BEGIN Material to process
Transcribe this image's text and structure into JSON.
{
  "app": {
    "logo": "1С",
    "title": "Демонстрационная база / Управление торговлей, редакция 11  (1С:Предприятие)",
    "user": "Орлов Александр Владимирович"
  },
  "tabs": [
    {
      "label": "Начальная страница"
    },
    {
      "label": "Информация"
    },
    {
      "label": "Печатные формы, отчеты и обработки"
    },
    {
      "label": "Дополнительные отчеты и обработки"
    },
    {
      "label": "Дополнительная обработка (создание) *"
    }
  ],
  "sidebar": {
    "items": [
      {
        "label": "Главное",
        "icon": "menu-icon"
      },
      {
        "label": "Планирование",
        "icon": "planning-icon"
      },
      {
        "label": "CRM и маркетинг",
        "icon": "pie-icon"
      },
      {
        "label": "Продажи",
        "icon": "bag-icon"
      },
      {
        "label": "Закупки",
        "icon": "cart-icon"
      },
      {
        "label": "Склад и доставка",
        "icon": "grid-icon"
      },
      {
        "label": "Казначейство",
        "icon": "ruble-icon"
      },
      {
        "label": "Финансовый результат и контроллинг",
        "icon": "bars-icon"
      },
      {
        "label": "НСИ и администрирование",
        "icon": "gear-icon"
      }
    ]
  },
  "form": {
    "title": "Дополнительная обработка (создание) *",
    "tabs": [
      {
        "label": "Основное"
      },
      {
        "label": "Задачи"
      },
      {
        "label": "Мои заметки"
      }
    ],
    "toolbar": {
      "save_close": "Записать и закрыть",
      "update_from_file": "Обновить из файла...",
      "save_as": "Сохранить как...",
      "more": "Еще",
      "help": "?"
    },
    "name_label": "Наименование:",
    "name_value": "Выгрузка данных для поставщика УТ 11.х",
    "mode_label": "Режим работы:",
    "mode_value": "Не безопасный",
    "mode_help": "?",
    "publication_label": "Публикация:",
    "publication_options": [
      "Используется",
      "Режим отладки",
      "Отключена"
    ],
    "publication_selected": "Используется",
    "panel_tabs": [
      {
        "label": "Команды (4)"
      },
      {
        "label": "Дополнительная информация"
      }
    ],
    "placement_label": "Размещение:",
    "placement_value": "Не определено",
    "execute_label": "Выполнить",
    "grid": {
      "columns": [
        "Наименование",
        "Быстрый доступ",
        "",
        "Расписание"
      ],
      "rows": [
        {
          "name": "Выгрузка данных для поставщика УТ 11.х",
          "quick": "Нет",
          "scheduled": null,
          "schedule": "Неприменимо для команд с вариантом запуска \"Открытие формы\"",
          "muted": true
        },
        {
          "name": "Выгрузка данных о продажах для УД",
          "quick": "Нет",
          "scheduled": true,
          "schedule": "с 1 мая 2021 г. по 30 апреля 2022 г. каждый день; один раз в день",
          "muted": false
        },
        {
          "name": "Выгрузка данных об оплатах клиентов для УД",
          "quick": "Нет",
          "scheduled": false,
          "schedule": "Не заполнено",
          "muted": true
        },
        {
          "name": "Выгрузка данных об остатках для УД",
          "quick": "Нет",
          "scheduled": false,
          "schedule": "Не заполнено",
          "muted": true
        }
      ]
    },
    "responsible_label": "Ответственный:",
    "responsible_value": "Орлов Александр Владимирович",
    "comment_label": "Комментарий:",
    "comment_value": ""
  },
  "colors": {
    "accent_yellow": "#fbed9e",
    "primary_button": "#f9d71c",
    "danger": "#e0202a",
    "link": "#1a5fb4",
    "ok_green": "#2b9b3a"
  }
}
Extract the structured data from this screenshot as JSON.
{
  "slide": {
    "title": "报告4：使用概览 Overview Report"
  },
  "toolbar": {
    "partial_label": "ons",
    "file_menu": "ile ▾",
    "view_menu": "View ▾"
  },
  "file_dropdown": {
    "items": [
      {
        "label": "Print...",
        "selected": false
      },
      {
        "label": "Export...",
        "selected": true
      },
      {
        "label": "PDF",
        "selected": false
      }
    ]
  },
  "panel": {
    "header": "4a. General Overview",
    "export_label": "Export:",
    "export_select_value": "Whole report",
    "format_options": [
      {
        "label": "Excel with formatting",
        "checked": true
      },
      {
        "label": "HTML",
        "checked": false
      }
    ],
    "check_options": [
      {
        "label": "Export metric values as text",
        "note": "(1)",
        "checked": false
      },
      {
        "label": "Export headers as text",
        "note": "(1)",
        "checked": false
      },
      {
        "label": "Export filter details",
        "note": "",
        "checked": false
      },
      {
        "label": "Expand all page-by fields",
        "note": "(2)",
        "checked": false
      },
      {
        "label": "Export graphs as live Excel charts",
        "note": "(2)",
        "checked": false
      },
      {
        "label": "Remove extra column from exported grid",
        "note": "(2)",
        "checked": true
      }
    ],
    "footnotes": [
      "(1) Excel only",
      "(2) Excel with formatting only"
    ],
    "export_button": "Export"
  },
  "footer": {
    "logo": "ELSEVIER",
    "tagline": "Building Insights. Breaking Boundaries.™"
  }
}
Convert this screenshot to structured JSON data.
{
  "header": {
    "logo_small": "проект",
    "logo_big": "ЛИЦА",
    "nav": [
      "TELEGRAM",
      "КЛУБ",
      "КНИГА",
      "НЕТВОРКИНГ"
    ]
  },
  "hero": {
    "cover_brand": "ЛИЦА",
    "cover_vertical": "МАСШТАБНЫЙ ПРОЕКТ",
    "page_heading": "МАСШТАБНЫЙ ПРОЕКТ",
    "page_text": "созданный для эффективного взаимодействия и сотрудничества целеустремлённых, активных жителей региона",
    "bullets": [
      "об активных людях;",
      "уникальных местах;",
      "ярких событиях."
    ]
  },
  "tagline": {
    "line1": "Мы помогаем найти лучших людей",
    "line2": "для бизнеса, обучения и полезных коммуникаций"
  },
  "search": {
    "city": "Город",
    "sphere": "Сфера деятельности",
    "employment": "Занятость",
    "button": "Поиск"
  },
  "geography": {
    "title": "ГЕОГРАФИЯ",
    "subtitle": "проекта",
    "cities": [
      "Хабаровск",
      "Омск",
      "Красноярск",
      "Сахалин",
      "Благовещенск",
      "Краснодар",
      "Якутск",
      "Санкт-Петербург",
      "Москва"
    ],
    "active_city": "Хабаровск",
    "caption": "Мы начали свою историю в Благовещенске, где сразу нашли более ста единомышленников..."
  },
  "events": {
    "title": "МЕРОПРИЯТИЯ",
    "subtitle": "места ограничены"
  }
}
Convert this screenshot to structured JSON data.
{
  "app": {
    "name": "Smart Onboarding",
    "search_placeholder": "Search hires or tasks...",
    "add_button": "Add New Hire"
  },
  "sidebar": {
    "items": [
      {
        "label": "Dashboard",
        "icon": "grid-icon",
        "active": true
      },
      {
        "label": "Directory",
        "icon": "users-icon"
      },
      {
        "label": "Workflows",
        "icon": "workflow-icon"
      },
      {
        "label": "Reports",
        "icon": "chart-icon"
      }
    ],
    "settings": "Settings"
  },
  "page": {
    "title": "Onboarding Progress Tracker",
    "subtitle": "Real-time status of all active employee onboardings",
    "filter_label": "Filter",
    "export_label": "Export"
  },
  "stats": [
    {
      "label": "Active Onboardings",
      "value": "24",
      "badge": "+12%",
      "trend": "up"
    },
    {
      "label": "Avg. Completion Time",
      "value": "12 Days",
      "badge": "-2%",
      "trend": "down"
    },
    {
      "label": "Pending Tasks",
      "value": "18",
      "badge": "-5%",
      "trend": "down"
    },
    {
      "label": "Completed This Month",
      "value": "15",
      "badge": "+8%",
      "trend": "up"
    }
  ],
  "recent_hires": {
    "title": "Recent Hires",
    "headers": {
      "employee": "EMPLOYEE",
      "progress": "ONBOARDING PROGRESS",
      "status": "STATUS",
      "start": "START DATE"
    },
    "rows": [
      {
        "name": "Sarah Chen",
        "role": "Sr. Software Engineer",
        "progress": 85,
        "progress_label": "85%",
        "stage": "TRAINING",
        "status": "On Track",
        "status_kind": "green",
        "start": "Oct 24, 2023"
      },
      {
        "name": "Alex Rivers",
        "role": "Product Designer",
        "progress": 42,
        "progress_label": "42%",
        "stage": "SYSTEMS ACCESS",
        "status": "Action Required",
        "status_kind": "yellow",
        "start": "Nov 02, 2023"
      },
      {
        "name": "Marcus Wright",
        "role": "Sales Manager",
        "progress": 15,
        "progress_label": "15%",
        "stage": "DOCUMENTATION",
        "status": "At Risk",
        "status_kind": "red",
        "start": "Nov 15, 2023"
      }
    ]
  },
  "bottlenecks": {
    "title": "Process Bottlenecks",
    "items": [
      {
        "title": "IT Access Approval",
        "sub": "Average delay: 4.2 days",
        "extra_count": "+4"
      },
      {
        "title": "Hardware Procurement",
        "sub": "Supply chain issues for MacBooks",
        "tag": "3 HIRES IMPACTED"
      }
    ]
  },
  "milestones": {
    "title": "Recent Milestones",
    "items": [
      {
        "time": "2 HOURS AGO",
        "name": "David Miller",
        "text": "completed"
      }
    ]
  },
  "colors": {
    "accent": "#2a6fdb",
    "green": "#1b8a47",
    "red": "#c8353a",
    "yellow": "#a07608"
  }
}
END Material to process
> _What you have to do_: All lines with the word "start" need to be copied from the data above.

> _Answer to this exercise_:
      "start": "START DATE"
        "start": "Oct 24, 2023"
        "start": "Nov 02, 2023"
        "start": "Nov 15, 2023"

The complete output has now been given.